━━━━━ MATERIAL SHOWN ━━━━━
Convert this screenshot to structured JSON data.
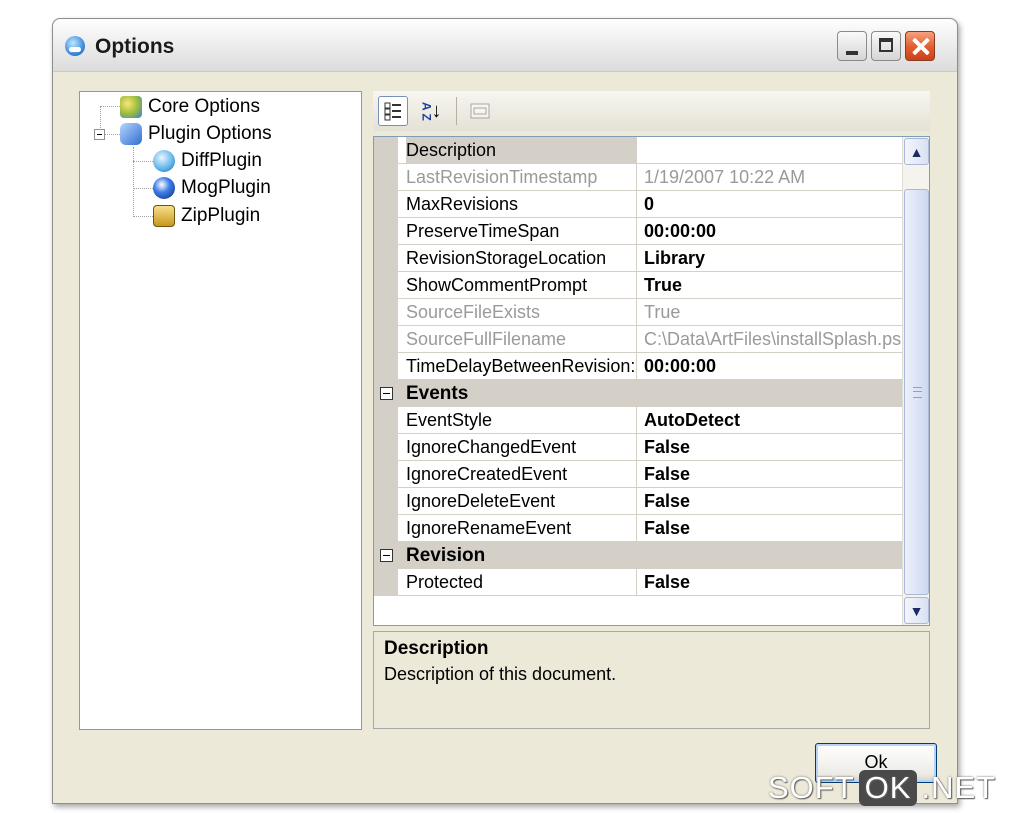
{
  "window": {
    "title": "Options"
  },
  "tree": {
    "items": [
      {
        "label": "Core Options",
        "icon": "gears-icon"
      },
      {
        "label": "Plugin Options",
        "icon": "plugin-icon"
      },
      {
        "label": "DiffPlugin",
        "icon": "diff-icon"
      },
      {
        "label": "MogPlugin",
        "icon": "mog-icon"
      },
      {
        "label": "ZipPlugin",
        "icon": "zip-icon"
      }
    ]
  },
  "toolbar": {
    "categorized_icon": "categorized-icon",
    "sort_label": "A Z",
    "property_pages_icon": "property-pages-icon"
  },
  "grid": {
    "rows": [
      {
        "name": "Description",
        "value": "",
        "dim": false
      },
      {
        "name": "LastRevisionTimestamp",
        "value": "1/19/2007 10:22 AM",
        "dim": true
      },
      {
        "name": "MaxRevisions",
        "value": "0",
        "dim": false
      },
      {
        "name": "PreserveTimeSpan",
        "value": "00:00:00",
        "dim": false
      },
      {
        "name": "RevisionStorageLocation",
        "value": "Library",
        "dim": false
      },
      {
        "name": "ShowCommentPrompt",
        "value": "True",
        "dim": false
      },
      {
        "name": "SourceFileExists",
        "value": "True",
        "dim": true
      },
      {
        "name": "SourceFullFilename",
        "value": "C:\\Data\\ArtFiles\\installSplash.ps",
        "dim": true
      },
      {
        "name": "TimeDelayBetweenRevision:",
        "value": "00:00:00",
        "dim": false
      }
    ],
    "categories": [
      {
        "label": "Events",
        "rows": [
          {
            "name": "EventStyle",
            "value": "AutoDetect"
          },
          {
            "name": "IgnoreChangedEvent",
            "value": "False"
          },
          {
            "name": "IgnoreCreatedEvent",
            "value": "False"
          },
          {
            "name": "IgnoreDeleteEvent",
            "value": "False"
          },
          {
            "name": "IgnoreRenameEvent",
            "value": "False"
          }
        ]
      },
      {
        "label": "Revision",
        "rows": [
          {
            "name": "Protected",
            "value": "False"
          }
        ]
      }
    ]
  },
  "description": {
    "title": "Description",
    "text": "Description of this document."
  },
  "buttons": {
    "ok": "Ok"
  },
  "watermark": {
    "left": "SOFT",
    "box": "OK",
    "right": ".NET"
  }
}
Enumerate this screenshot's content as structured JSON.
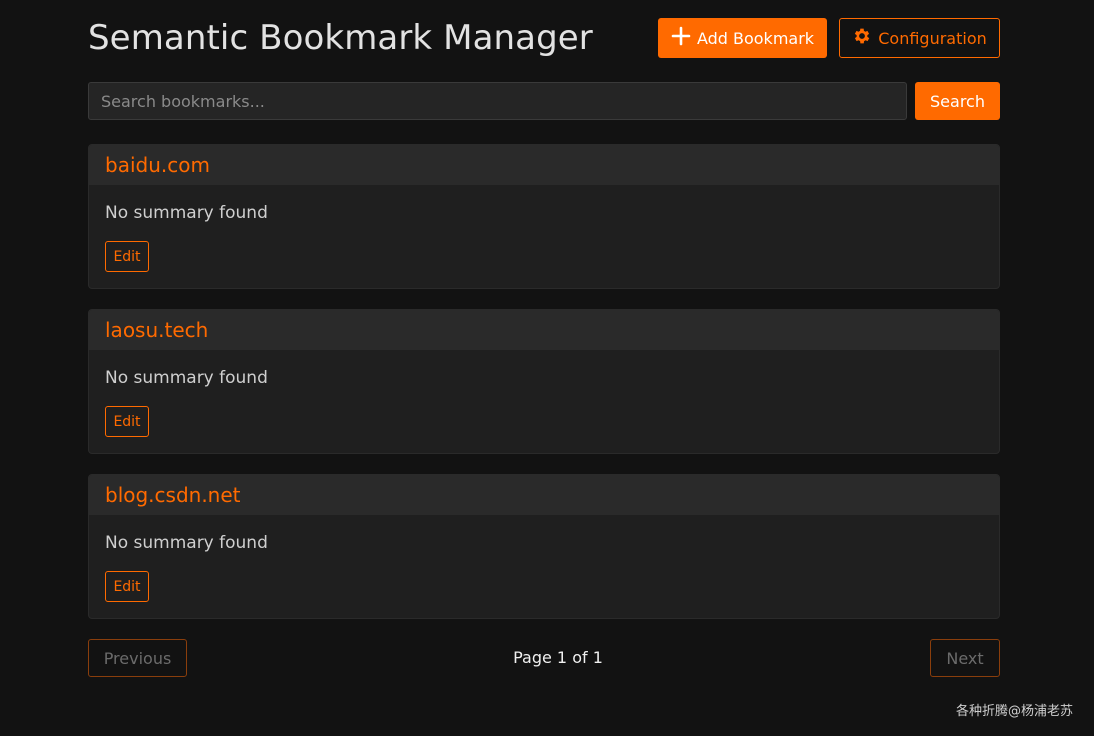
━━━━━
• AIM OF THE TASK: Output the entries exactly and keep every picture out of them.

• EXERCISE ANSWER:
Convert this screenshot to structured JSON data.
{
  "window": {
    "title": "Options"
  },
  "tree": {
    "items": [
      {
        "label": "Core Options",
        "icon": "gears-icon"
      },
      {
        "label": "Plugin Options",
        "icon": "plugin-icon"
      },
      {
        "label": "DiffPlugin",
        "icon": "diff-icon"
      },
      {
        "label": "MogPlugin",
        "icon": "mog-icon"
      },
      {
        "label": "ZipPlugin",
        "icon": "zip-icon"
      }
    ]
  },
  "toolbar": {
    "categorized_icon": "categorized-icon",
    "sort_label": "A Z",
    "property_pages_icon": "property-pages-icon"
  },
  "grid": {
    "rows": [
      {
        "name": "Description",
        "value": "",
        "dim": false
      },
      {
        "name": "LastRevisionTimestamp",
        "value": "1/19/2007 10:22 AM",
        "dim": true
      },
      {
        "name": "MaxRevisions",
        "value": "0",
        "dim": false
      },
      {
        "name": "PreserveTimeSpan",
        "value": "00:00:00",
        "dim": false
      },
      {
        "name": "RevisionStorageLocation",
        "value": "Library",
        "dim": false
      },
      {
        "name": "ShowCommentPrompt",
        "value": "True",
        "dim": false
      },
      {
        "name": "SourceFileExists",
        "value": "True",
        "dim": true
      },
      {
        "name": "SourceFullFilename",
        "value": "C:\\Data\\ArtFiles\\installSplash.ps",
        "dim": true
      },
      {
        "name": "TimeDelayBetweenRevision:",
        "value": "00:00:00",
        "dim": false
      }
    ],
    "categories": [
      {
        "label": "Events",
        "rows": [
          {
            "name": "EventStyle",
            "value": "AutoDetect"
          },
          {
            "name": "IgnoreChangedEvent",
            "value": "False"
          },
          {
            "name": "IgnoreCreatedEvent",
            "value": "False"
          },
          {
            "name": "IgnoreDeleteEvent",
            "value": "False"
          },
          {
            "name": "IgnoreRenameEvent",
            "value": "False"
          }
        ]
      },
      {
        "label": "Revision",
        "rows": [
          {
            "name": "Protected",
            "value": "False"
          }
        ]
      }
    ]
  },
  "description": {
    "title": "Description",
    "text": "Description of this document."
  },
  "buttons": {
    "ok": "Ok"
  },
  "watermark": {
    "left": "SOFT",
    "box": "OK",
    "right": ".NET"
  }
}
Enumerate this screenshot's content as structured JSON.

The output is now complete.